HURT: Tide on roller coaster
The Southeastern Conference doesn't give an award for the most profound understatement at the SEC basketball tournament, but South Carolina coach Darrin Horn would be a viable candidate if there was such a trophy - even if he was saying more than he knew.
"They're a team that's a much different team than the first time we played them," Horn said when asked about Alabama.
The fact is, Alabama isn't just a different team since then. It is a different team every time it takes the court, so much so that it is surprising there has been enough continuity for the Crimson Tide to have reach the cusp of an NCAA Tournament bid, probably secure already and sure to be forthcoming if UA reverses its earlier defeat against South Carolina in this afternoon's game.
How tumultuous has this season been, personnel-wise? Alabama has used 14 different stating lineups in its 30 games. Eleven different players have started. By comparison, South Carolina - the worst team in the league, one that should be searching frantically for answers, has used seven different lineups.
Even the 14-lineup statistic doesn't completely describe the instability. For the first part of the season, Alabama had a relatively stable lineup, starting JaMychal Green, Trevor Releford, Tony Mitchell, Levi Randolph and Rodney Cooper. But by late January, that stability was gone. Alabama has not started the same five players in consecutive games since the back-to-back losses to Vanderbilt and Kentucky on Jan. 19 and 21. In the 11 games that followed, starting, appropriately enough, with South Carolina, Alabama has changed its starting lineup every single time out. That has included several different combinations - big lineups, small lineups, even a desperation lineup at LSU - so it's not just that Alabama is different than it was six weeks ago, but that it has transformed itself repeatedly in that time.
One might argue that a starting lineup is more symbolic than crucial, that Anthony Grant is taking a pointillist approach in which the first tick of the clock in the first half is just a single dot in the game, no more important than, say, the 12:37 mark of the second half. There have been cases over the last 11 games where starters have seen less than 10 minutes of total game time. But Grant does seem to use the staring lineup as motivation, or a reward, at times, so there must be some value to it.
There are other statistical clues to the roller-coaster ride of the Crimson Tide. Even looking at the original starting lineup, with two freshmen and three veterans, it is obvious that the core of the team was Green, Mitchell and Releford.

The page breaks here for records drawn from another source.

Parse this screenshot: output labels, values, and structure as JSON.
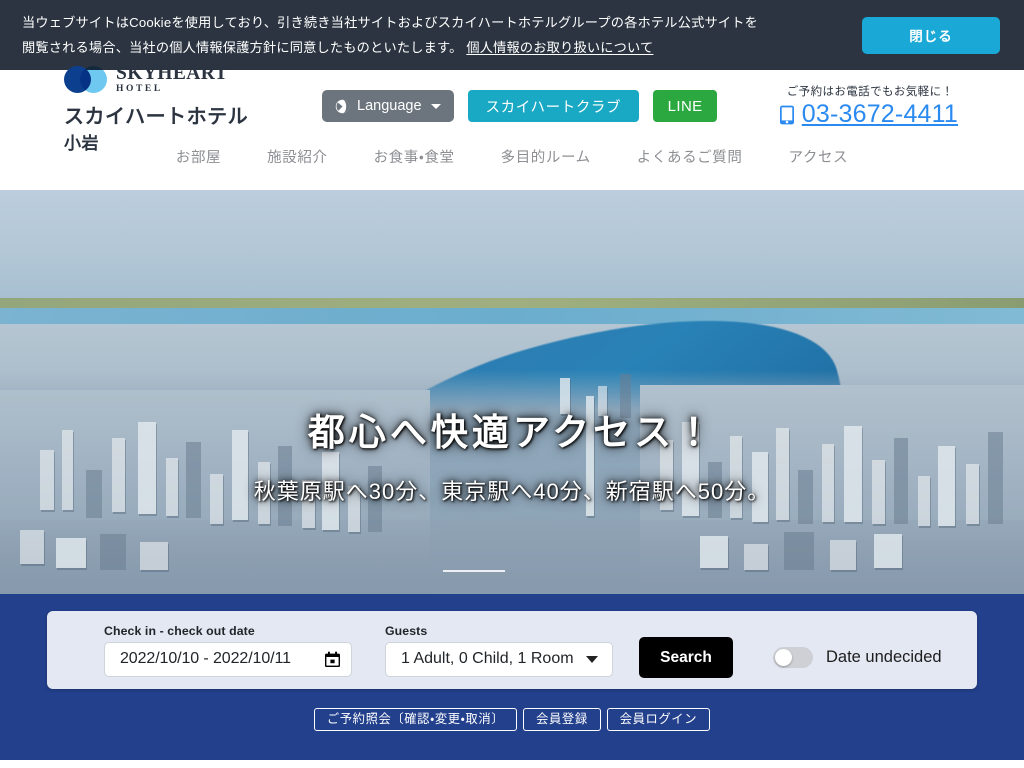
{
  "cookie_banner": {
    "line1": "当ウェブサイトはCookieを使用しており、引き続き当社サイトおよびスカイハートホテルグループの各ホテル公式サイトを",
    "line2": "閲覧される場合、当社の個人情報保護方針に同意したものといたします。",
    "policy_link": "個人情報のお取り扱いについて",
    "close_label": "閉じる"
  },
  "header": {
    "logo": {
      "brand_main": "SKY",
      "brand_main_2": "HEART",
      "brand_sub": "HOTEL",
      "brand_jp": "スカイハートホテル",
      "brand_jp_tail": "小岩"
    },
    "language_button": "Language",
    "club_button": "スカイハートクラブ",
    "line_button": "LINE",
    "phone_lead": "ご予約はお電話でもお気軽に！",
    "phone_number": "03-3672-4411",
    "nav": [
      {
        "label": "お部屋"
      },
      {
        "label": "施設紹介"
      },
      {
        "label": "お食事・食堂"
      },
      {
        "label": "多目的ルーム"
      },
      {
        "label": "よくあるご質問"
      },
      {
        "label": "アクセス"
      }
    ]
  },
  "hero": {
    "title": "都心へ快適アクセス！",
    "subtitle": "秋葉原駅へ30分、東京駅へ40分、新宿駅へ50分。"
  },
  "booking": {
    "date_label": "Check in - check out date",
    "date_value": "2022/10/10 - 2022/10/11",
    "guests_label": "Guests",
    "guests_value": "1 Adult, 0 Child, 1 Room",
    "search_label": "Search",
    "undecided_label": "Date undecided",
    "undecided_state": "off",
    "member_buttons": [
      {
        "label": "ご予約照会〔確認・変更・取消〕"
      },
      {
        "label": "会員登録"
      },
      {
        "label": "会員ログイン"
      }
    ]
  },
  "colors": {
    "cookie_bg": "#2b3440",
    "cookie_accent": "#1aa9d6",
    "booking_band": "#23408c",
    "panel_bg": "#e4e8f3",
    "club_teal": "#1aa9c4",
    "line_green": "#2ba83f",
    "phone_blue": "#2a8af0",
    "language_gray": "#6c757d"
  }
}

Anyone looking at Alabama in the preseason, even conservatively, would have thought that trio would be worth 40 points per game, an average of 13.3 points per game. Over a 30-game season, that would total 1,200 points. But between injury, inconsistency and suspension, that trio hasn't come close. if you just look at per-game averages, you don't see the gap. But in total points, the three-man veteran core of the team has just 954 points - and in 16 SEC games, when you could have expected 640 points, they have just 402. That's nearly 15 points per game that Alabama has to find from players with less ability and less experience, and they haven't always found it.
Horn is definitely right about one thing - he will see a different Alabama team than the one he saw in January. Those who follow Alabama closely, though, know that you are likely to see a different Crimson Tide every single time it plays.
Reach Cecil Hurt at firstname.lastname@example.org or 205-722-0225.